(Data extracts):
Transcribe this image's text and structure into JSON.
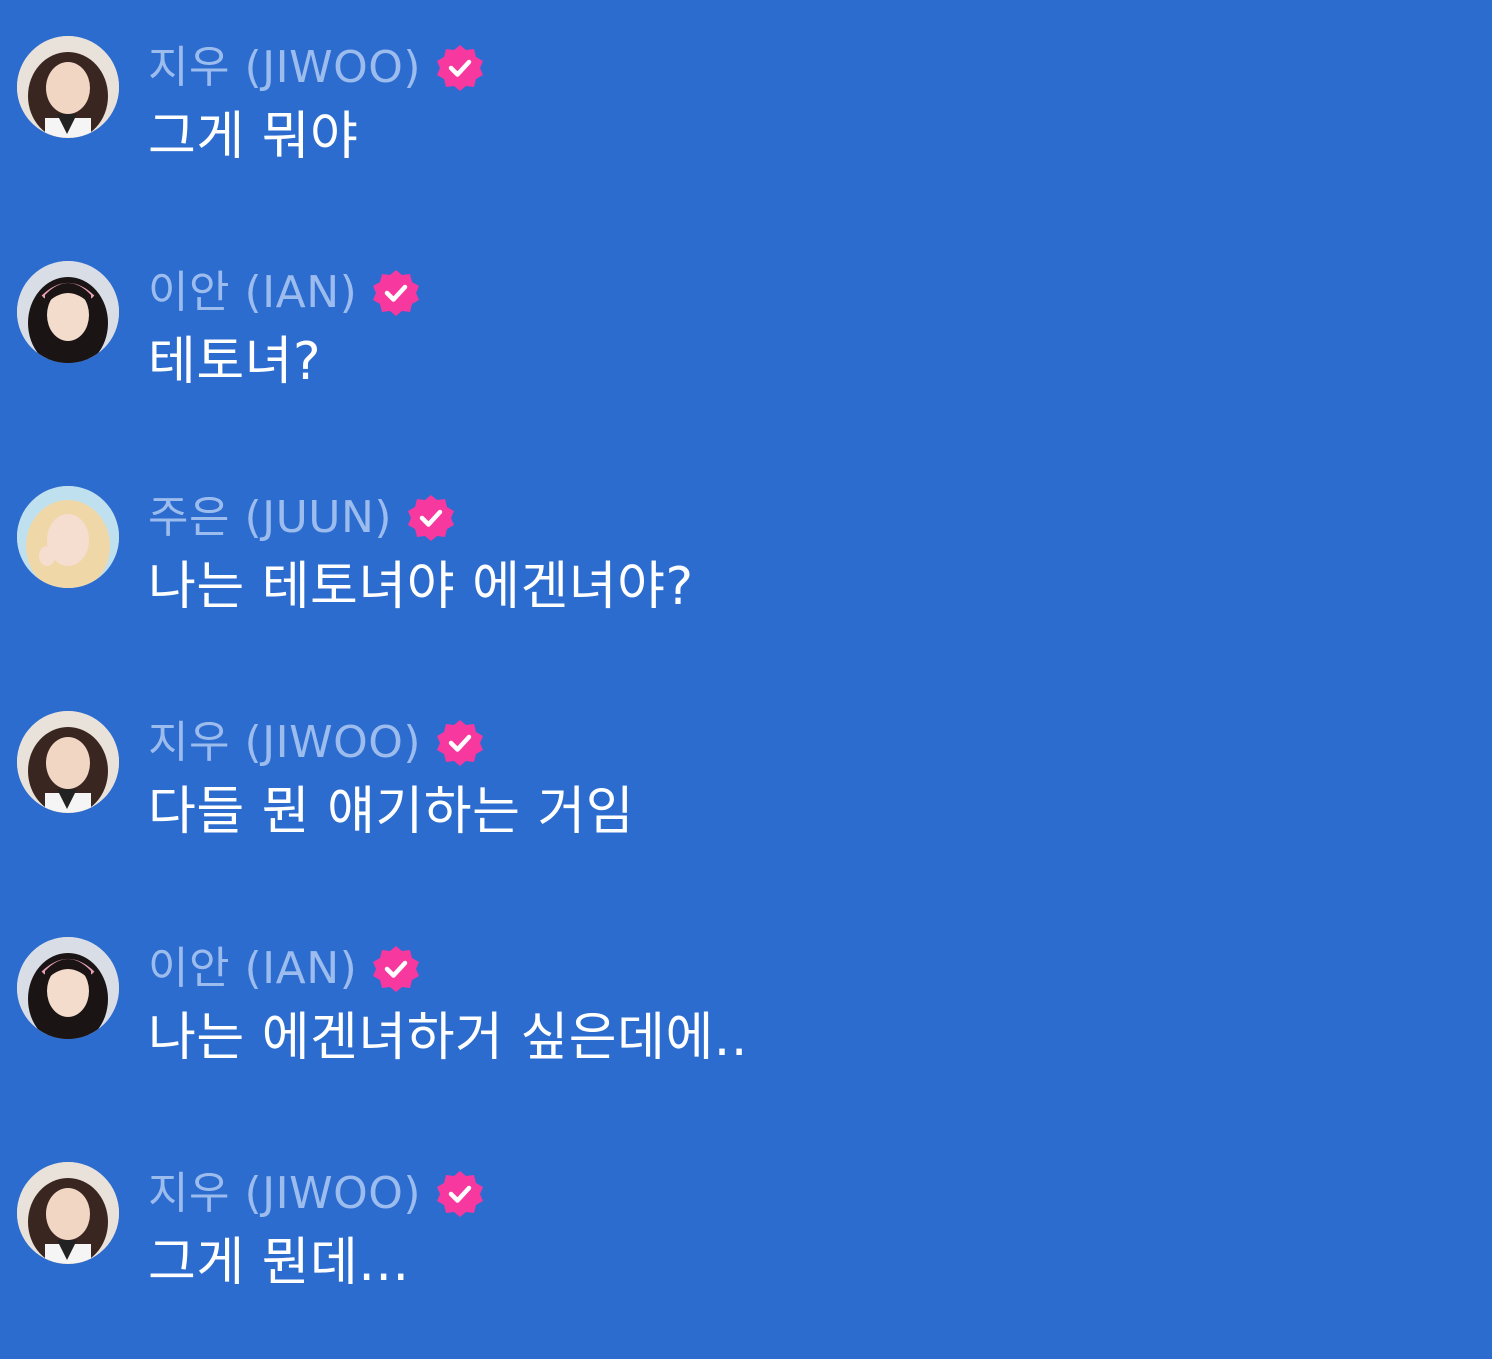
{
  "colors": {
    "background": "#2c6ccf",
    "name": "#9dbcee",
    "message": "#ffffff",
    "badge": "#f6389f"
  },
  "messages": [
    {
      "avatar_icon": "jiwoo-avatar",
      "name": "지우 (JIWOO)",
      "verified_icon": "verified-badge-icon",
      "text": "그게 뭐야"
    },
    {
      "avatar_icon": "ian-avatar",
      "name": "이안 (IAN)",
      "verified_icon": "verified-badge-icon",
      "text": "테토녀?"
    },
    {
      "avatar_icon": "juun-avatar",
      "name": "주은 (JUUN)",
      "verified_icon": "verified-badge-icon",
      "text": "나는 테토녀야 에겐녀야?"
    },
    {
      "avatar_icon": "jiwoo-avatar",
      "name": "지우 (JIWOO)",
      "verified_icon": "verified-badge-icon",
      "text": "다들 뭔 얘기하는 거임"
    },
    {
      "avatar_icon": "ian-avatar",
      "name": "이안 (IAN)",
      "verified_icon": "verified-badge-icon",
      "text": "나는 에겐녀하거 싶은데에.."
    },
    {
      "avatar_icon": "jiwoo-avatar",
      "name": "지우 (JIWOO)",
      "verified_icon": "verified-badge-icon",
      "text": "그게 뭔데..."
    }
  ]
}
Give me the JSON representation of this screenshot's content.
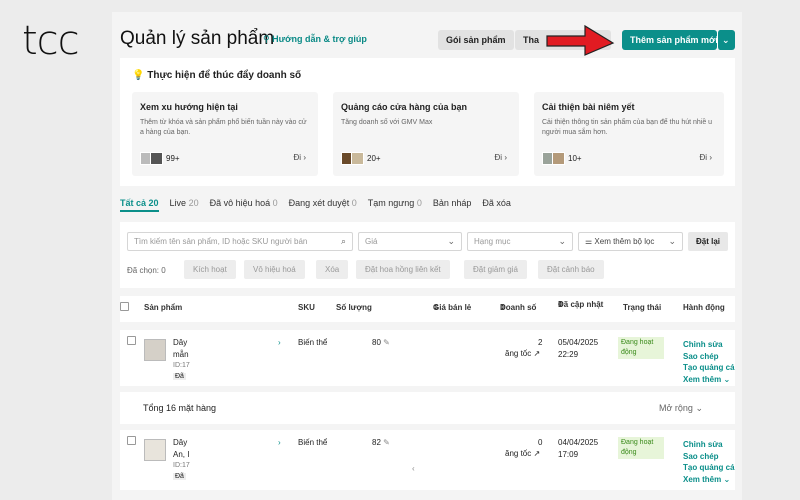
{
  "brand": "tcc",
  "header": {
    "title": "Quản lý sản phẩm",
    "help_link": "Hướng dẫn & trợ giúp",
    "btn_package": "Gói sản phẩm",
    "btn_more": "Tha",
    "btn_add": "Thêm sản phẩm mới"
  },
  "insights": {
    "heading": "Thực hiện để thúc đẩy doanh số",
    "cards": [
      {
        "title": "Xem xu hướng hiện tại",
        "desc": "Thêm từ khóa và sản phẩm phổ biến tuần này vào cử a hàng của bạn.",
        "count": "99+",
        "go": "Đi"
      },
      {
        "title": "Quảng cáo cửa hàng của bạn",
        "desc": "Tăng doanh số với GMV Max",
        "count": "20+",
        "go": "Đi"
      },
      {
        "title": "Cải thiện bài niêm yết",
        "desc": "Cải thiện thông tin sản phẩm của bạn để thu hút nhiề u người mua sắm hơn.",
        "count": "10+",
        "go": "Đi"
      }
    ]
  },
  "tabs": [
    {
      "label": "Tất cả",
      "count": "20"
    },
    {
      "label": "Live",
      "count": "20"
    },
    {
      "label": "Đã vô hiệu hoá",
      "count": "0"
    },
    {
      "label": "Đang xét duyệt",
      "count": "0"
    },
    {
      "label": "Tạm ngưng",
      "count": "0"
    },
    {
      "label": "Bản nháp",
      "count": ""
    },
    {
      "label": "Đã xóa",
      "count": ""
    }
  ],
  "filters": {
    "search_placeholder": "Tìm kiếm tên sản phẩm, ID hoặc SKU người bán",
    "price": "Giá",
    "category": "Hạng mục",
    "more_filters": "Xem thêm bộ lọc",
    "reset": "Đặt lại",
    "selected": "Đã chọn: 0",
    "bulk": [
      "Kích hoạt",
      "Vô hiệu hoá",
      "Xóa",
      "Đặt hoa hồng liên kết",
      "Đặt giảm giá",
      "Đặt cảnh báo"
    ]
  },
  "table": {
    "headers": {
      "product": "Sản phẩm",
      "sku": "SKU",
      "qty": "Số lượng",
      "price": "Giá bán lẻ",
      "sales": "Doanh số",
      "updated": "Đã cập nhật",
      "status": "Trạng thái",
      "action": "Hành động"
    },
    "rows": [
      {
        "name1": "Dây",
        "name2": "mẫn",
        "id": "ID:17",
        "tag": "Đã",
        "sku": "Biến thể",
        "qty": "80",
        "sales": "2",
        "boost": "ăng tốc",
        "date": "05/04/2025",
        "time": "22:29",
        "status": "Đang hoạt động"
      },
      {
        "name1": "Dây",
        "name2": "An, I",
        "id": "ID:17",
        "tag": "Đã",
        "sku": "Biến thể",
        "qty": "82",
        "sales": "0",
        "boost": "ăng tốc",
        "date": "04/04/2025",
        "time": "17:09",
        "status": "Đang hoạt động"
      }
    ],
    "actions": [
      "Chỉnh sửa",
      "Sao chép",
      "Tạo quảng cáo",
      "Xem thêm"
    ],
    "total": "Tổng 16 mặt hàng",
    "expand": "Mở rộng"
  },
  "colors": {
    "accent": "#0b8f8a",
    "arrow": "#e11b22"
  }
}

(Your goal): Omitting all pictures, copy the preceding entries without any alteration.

(Problem solution):
Transcribe this image's text and structure into JSON.
{
  "colors": {
    "background": "#2c6ccf",
    "name": "#9dbcee",
    "message": "#ffffff",
    "badge": "#f6389f"
  },
  "messages": [
    {
      "avatar_icon": "jiwoo-avatar",
      "name": "지우 (JIWOO)",
      "verified_icon": "verified-badge-icon",
      "text": "그게 뭐야"
    },
    {
      "avatar_icon": "ian-avatar",
      "name": "이안 (IAN)",
      "verified_icon": "verified-badge-icon",
      "text": "테토녀?"
    },
    {
      "avatar_icon": "juun-avatar",
      "name": "주은 (JUUN)",
      "verified_icon": "verified-badge-icon",
      "text": "나는 테토녀야 에겐녀야?"
    },
    {
      "avatar_icon": "jiwoo-avatar",
      "name": "지우 (JIWOO)",
      "verified_icon": "verified-badge-icon",
      "text": "다들 뭔 얘기하는 거임"
    },
    {
      "avatar_icon": "ian-avatar",
      "name": "이안 (IAN)",
      "verified_icon": "verified-badge-icon",
      "text": "나는 에겐녀하거 싶은데에.."
    },
    {
      "avatar_icon": "jiwoo-avatar",
      "name": "지우 (JIWOO)",
      "verified_icon": "verified-badge-icon",
      "text": "그게 뭔데..."
    }
  ]
}
Give me the JSON representation of this screenshot's content.
{
  "brand": "tcc",
  "header": {
    "title": "Quản lý sản phẩm",
    "help_link": "Hướng dẫn & trợ giúp",
    "btn_package": "Gói sản phẩm",
    "btn_more": "Tha",
    "btn_add": "Thêm sản phẩm mới"
  },
  "insights": {
    "heading": "Thực hiện để thúc đẩy doanh số",
    "cards": [
      {
        "title": "Xem xu hướng hiện tại",
        "desc": "Thêm từ khóa và sản phẩm phổ biến tuần này vào cử a hàng của bạn.",
        "count": "99+",
        "go": "Đi"
      },
      {
        "title": "Quảng cáo cửa hàng của bạn",
        "desc": "Tăng doanh số với GMV Max",
        "count": "20+",
        "go": "Đi"
      },
      {
        "title": "Cải thiện bài niêm yết",
        "desc": "Cải thiện thông tin sản phẩm của bạn để thu hút nhiề u người mua sắm hơn.",
        "count": "10+",
        "go": "Đi"
      }
    ]
  },
  "tabs": [
    {
      "label": "Tất cả",
      "count": "20"
    },
    {
      "label": "Live",
      "count": "20"
    },
    {
      "label": "Đã vô hiệu hoá",
      "count": "0"
    },
    {
      "label": "Đang xét duyệt",
      "count": "0"
    },
    {
      "label": "Tạm ngưng",
      "count": "0"
    },
    {
      "label": "Bản nháp",
      "count": ""
    },
    {
      "label": "Đã xóa",
      "count": ""
    }
  ],
  "filters": {
    "search_placeholder": "Tìm kiếm tên sản phẩm, ID hoặc SKU người bán",
    "price": "Giá",
    "category": "Hạng mục",
    "more_filters": "Xem thêm bộ lọc",
    "reset": "Đặt lại",
    "selected": "Đã chọn: 0",
    "bulk": [
      "Kích hoạt",
      "Vô hiệu hoá",
      "Xóa",
      "Đặt hoa hồng liên kết",
      "Đặt giảm giá",
      "Đặt cảnh báo"
    ]
  },
  "table": {
    "headers": {
      "product": "Sản phẩm",
      "sku": "SKU",
      "qty": "Số lượng",
      "price": "Giá bán lẻ",
      "sales": "Doanh số",
      "updated": "Đã cập nhật",
      "status": "Trạng thái",
      "action": "Hành động"
    },
    "rows": [
      {
        "name1": "Dây",
        "name2": "mẫn",
        "id": "ID:17",
        "tag": "Đã",
        "sku": "Biến thể",
        "qty": "80",
        "sales": "2",
        "boost": "ăng tốc",
        "date": "05/04/2025",
        "time": "22:29",
        "status": "Đang hoạt động"
      },
      {
        "name1": "Dây",
        "name2": "An, I",
        "id": "ID:17",
        "tag": "Đã",
        "sku": "Biến thể",
        "qty": "82",
        "sales": "0",
        "boost": "ăng tốc",
        "date": "04/04/2025",
        "time": "17:09",
        "status": "Đang hoạt động"
      }
    ],
    "actions": [
      "Chỉnh sửa",
      "Sao chép",
      "Tạo quảng cáo",
      "Xem thêm"
    ],
    "total": "Tổng 16 mặt hàng",
    "expand": "Mở rộng"
  },
  "colors": {
    "accent": "#0b8f8a",
    "arrow": "#e11b22"
  }
}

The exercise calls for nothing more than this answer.